(Entries from a dataset of interfaces)
■ ■ ■ ■ ■ ■ ■
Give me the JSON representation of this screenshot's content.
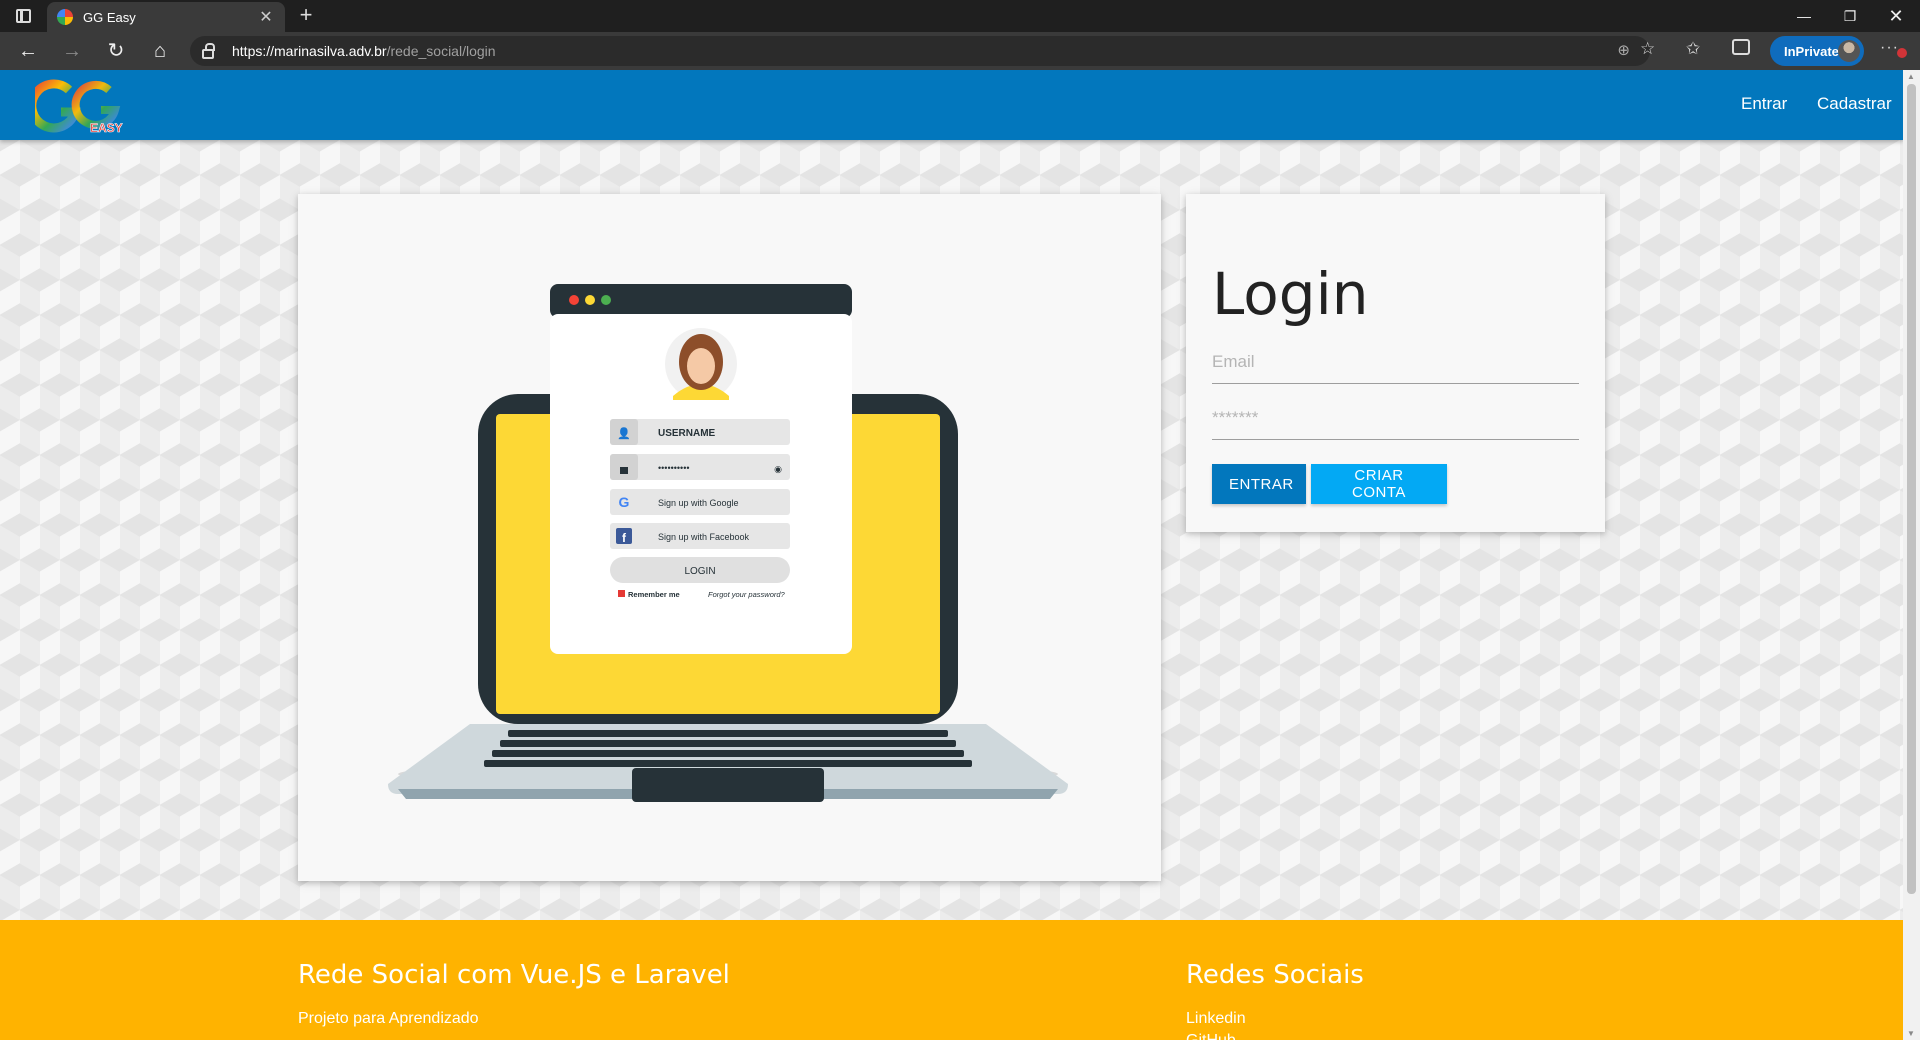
{
  "browser": {
    "tab_title": "GG Easy",
    "url_host": "https://marinasilva.adv.br",
    "url_path": "/rede_social/login",
    "inprivate_label": "InPrivate",
    "more_label": "···"
  },
  "header": {
    "logo_letters": "GG",
    "logo_sub": "EASY",
    "links": [
      {
        "label": "Entrar"
      },
      {
        "label": "Cadastrar"
      }
    ],
    "color": "#0277bd"
  },
  "illustration": {
    "username_label": "USERNAME",
    "password_mask": "••••••••••",
    "google_label": "Sign up with Google",
    "facebook_label": "Sign up with Facebook",
    "login_label": "LOGIN",
    "remember_label": "Remember me",
    "forgot_label": "Forgot your password?"
  },
  "login": {
    "title": "Login",
    "email_placeholder": "Email",
    "password_placeholder": "*******",
    "entrar_label": "ENTRAR",
    "criar_label": "CRIAR CONTA"
  },
  "footer": {
    "left_title": "Rede Social com Vue.JS e Laravel",
    "left_desc": "Projeto para Aprendizado",
    "right_title": "Redes Sociais",
    "links": [
      {
        "label": "Linkedin"
      },
      {
        "label": "GitHub"
      }
    ],
    "color": "#ffb300"
  }
}
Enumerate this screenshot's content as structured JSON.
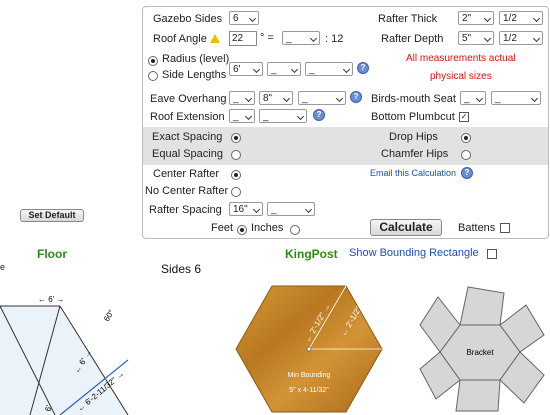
{
  "form": {
    "gazebo_sides_label": "Gazebo Sides",
    "gazebo_sides_value": "6",
    "rafter_thick_label": "Rafter Thick",
    "rafter_thick_value": "2\"",
    "rafter_thick_frac": "1/2",
    "roof_angle_label": "Roof Angle",
    "roof_angle_value": "22",
    "degree_suffix": "° =",
    "pitch_value": "_",
    "pitch_ratio": ": 12",
    "rafter_depth_label": "Rafter Depth",
    "rafter_depth_value": "5\"",
    "rafter_depth_frac": "1/2",
    "radius_label": "Radius (level)",
    "side_lengths_label": "Side Lengths",
    "size_feet": "6'",
    "size_inches": "_",
    "size_frac": "_",
    "note_line1": "All measurements actual",
    "note_line2": "physical sizes",
    "eave_overhang_label": "Eave Overhang",
    "eave_feet": "_",
    "eave_inches": "8\"",
    "eave_frac": "_",
    "birds_mouth_label": "Birds-mouth Seat",
    "birds_inches": "_",
    "birds_frac": "_",
    "roof_extension_label": "Roof Extension",
    "roof_ext_inches": "_",
    "roof_ext_frac": "_",
    "bottom_plumbcut_label": "Bottom Plumbcut",
    "bottom_plumbcut_mark": "✓",
    "exact_spacing_label": "Exact Spacing",
    "equal_spacing_label": "Equal Spacing",
    "drop_hips_label": "Drop Hips",
    "chamfer_hips_label": "Chamfer Hips",
    "center_rafter_label": "Center Rafter",
    "no_center_rafter_label": "No Center Rafter",
    "email_label": "Email this Calculation",
    "rafter_spacing_label": "Rafter Spacing",
    "rafter_spacing_value": "16\"",
    "rafter_spacing_frac": "_",
    "calculate_label": "Calculate",
    "battens_label": "Battens",
    "feet_label": "Feet",
    "inches_label": "Inches",
    "help_glyph": "?"
  },
  "set_default_label": "Set Default",
  "floor_label": "Floor",
  "sides_title": "Sides 6",
  "kingpost_label": "KingPost",
  "show_bounding_label": "Show Bounding Rectangle",
  "edge_char": "e",
  "floor_diagram": {
    "top_dim": "← 6' →",
    "side_dim": "60°",
    "inner_dim": "← 6' →",
    "diag_dim": "← 6'-2-11/32\" →",
    "bottom_dim": "6'"
  },
  "kingpost_diagram": {
    "dim_a": "← 2'-1/2\" →",
    "dim_b": "← 2'-1/2\" →",
    "min_bounding_label": "Min Bounding",
    "min_bounding_value": "5\" x 4-11/32\""
  },
  "bracket_label": "Bracket",
  "colors": {
    "panel_shade": "#e2e2e2",
    "green": "#2e8b1a",
    "blue": "#1a4fc0",
    "red": "#e01010",
    "wood": "#c58a2a"
  }
}
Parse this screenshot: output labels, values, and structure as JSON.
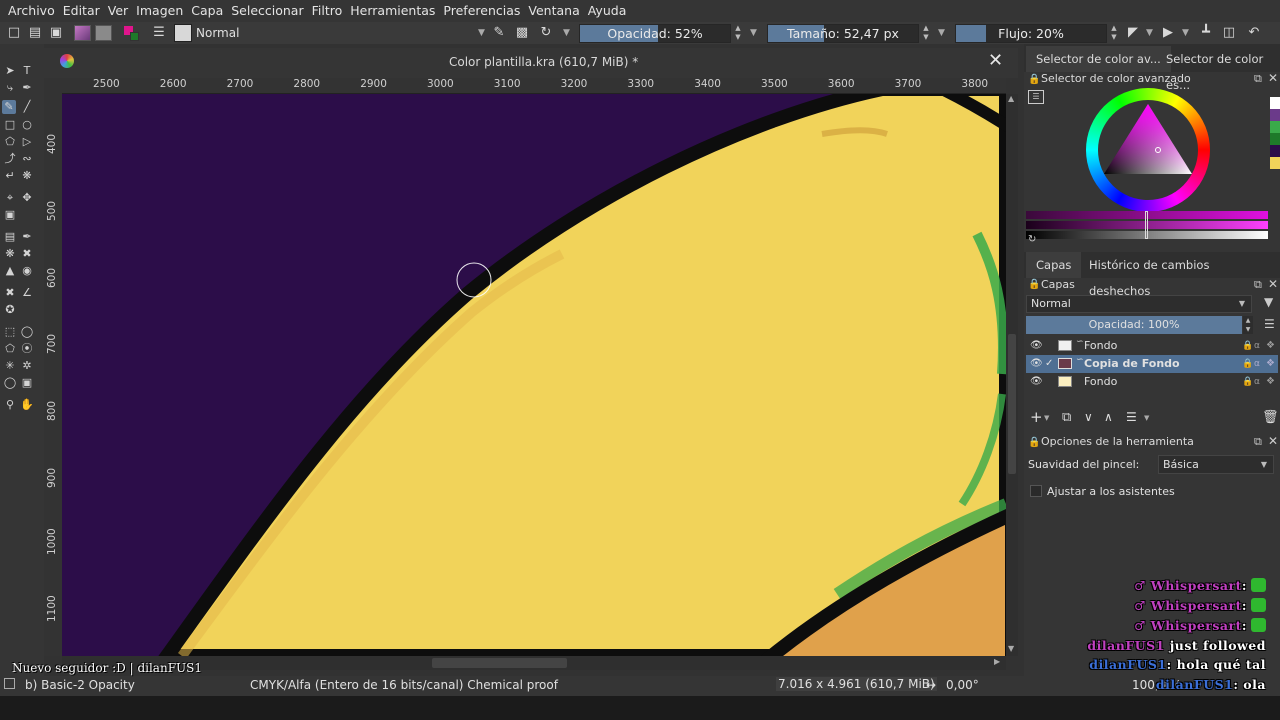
{
  "menu": [
    "Archivo",
    "Editar",
    "Ver",
    "Imagen",
    "Capa",
    "Seleccionar",
    "Filtro",
    "Herramientas",
    "Preferencias",
    "Ventana",
    "Ayuda"
  ],
  "toolbar": {
    "blend_mode": "Normal",
    "opacity_label": "Opacidad: 52%",
    "opacity_value": 0.52,
    "size_label": "Tamaño: 52,47 px",
    "flow_label": "Flujo: 20%",
    "flow_value": 0.2
  },
  "document": {
    "title": "Color plantilla.kra (610,7 MiB) *",
    "ruler_x": [
      "2500",
      "2600",
      "2700",
      "2800",
      "2900",
      "3000",
      "3100",
      "3200",
      "3300",
      "3400",
      "3500",
      "3600",
      "3700",
      "3800"
    ],
    "ruler_y": [
      "400",
      "500",
      "600",
      "700",
      "800",
      "900",
      "1000",
      "1100"
    ]
  },
  "dock": {
    "tab_advanced_selector": "Selector de color av...",
    "tab_other_selector": "Selector de color es...",
    "advanced_selector_title": "Selector de color avanzado",
    "layers_tab": "Capas",
    "history_tab": "Histórico de cambios deshechos",
    "layers_title": "Capas",
    "layer_blend_mode": "Normal",
    "layer_opacity_label": "Opacidad:  100%",
    "layers": [
      {
        "name": "Fondo",
        "selected": false
      },
      {
        "name": "Copia de Fondo",
        "selected": true
      },
      {
        "name": "Fondo",
        "selected": false
      }
    ],
    "tool_options_title": "Opciones de la herramienta",
    "brush_smoothing_label": "Suavidad del pincel:",
    "brush_smoothing_value": "Básica",
    "snap_assistants_label": "Ajustar a los asistentes"
  },
  "status": {
    "brush_preset": "b) Basic-2 Opacity",
    "color_space": "CMYK/Alfa (Entero de 16 bits/canal)  Chemical proof",
    "dimensions": "7.016 x 4.961 (610,7 MiB)",
    "rotation": "0,00°",
    "zoom": "100,0 %"
  },
  "overlay": {
    "new_follower": "Nuevo seguidor :D | dilanFUS1",
    "chat": [
      {
        "user": "Whispersart",
        "text": ":"
      },
      {
        "user": "Whispersart",
        "text": ":"
      },
      {
        "user": "Whispersart",
        "text": ":"
      },
      {
        "user": "dilanFUS1",
        "text": " just followed"
      },
      {
        "user": "dilanFUS1",
        "text": ": hola qué tal"
      },
      {
        "user": "dilanFUS1",
        "text": ": ola"
      }
    ]
  },
  "colors": {
    "canvas_bg": "#2c0d49",
    "fill_yellow": "#f1d35a",
    "fill_orange": "#e0a14b",
    "accent_green": "#3aaa4a",
    "selection_blue": "#5c7a9b",
    "chat_purple": "#c040c0",
    "chat_blue": "#3b6fd8"
  }
}
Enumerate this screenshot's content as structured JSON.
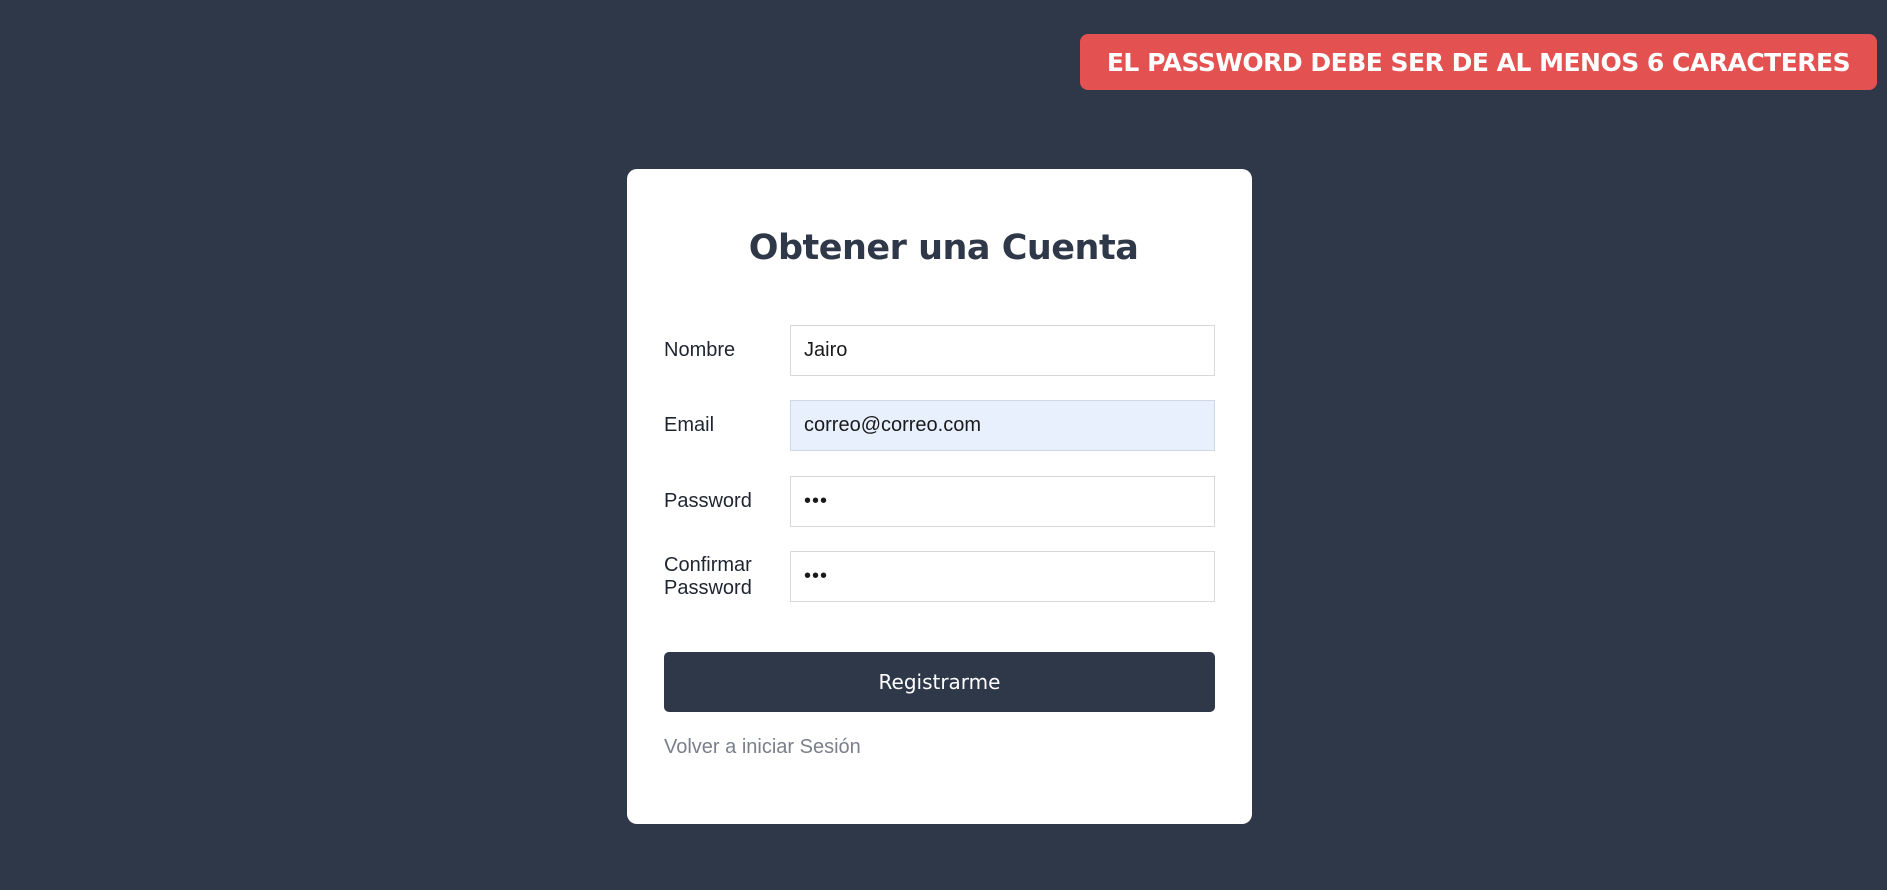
{
  "alert": {
    "message": "EL PASSWORD DEBE SER DE AL MENOS 6 CARACTERES",
    "color": "#e45151"
  },
  "form": {
    "title": "Obtener una Cuenta",
    "fields": [
      {
        "label": "Nombre",
        "value": "Jairo"
      },
      {
        "label": "Email",
        "value": "correo@correo.com"
      },
      {
        "label": "Password",
        "value": "•••"
      },
      {
        "label": "Confirmar Password",
        "value": "•••"
      }
    ],
    "submit_label": "Registrarme",
    "back_link": "Volver a iniciar Sesión"
  },
  "theme": {
    "background": "#2f3849",
    "card": "#ffffff",
    "autofill": "#e8f0fe"
  }
}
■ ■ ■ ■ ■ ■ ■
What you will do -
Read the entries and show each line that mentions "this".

The completed task -
Give me the JSON representation of this screenshot's content.
Enumerate this screenshot's content as structured JSON.
    "email_label": "Email this Calculation",
Parse this screenshot: output labels, values, and structure as JSON.
Enumerate this screenshot's content as structured JSON.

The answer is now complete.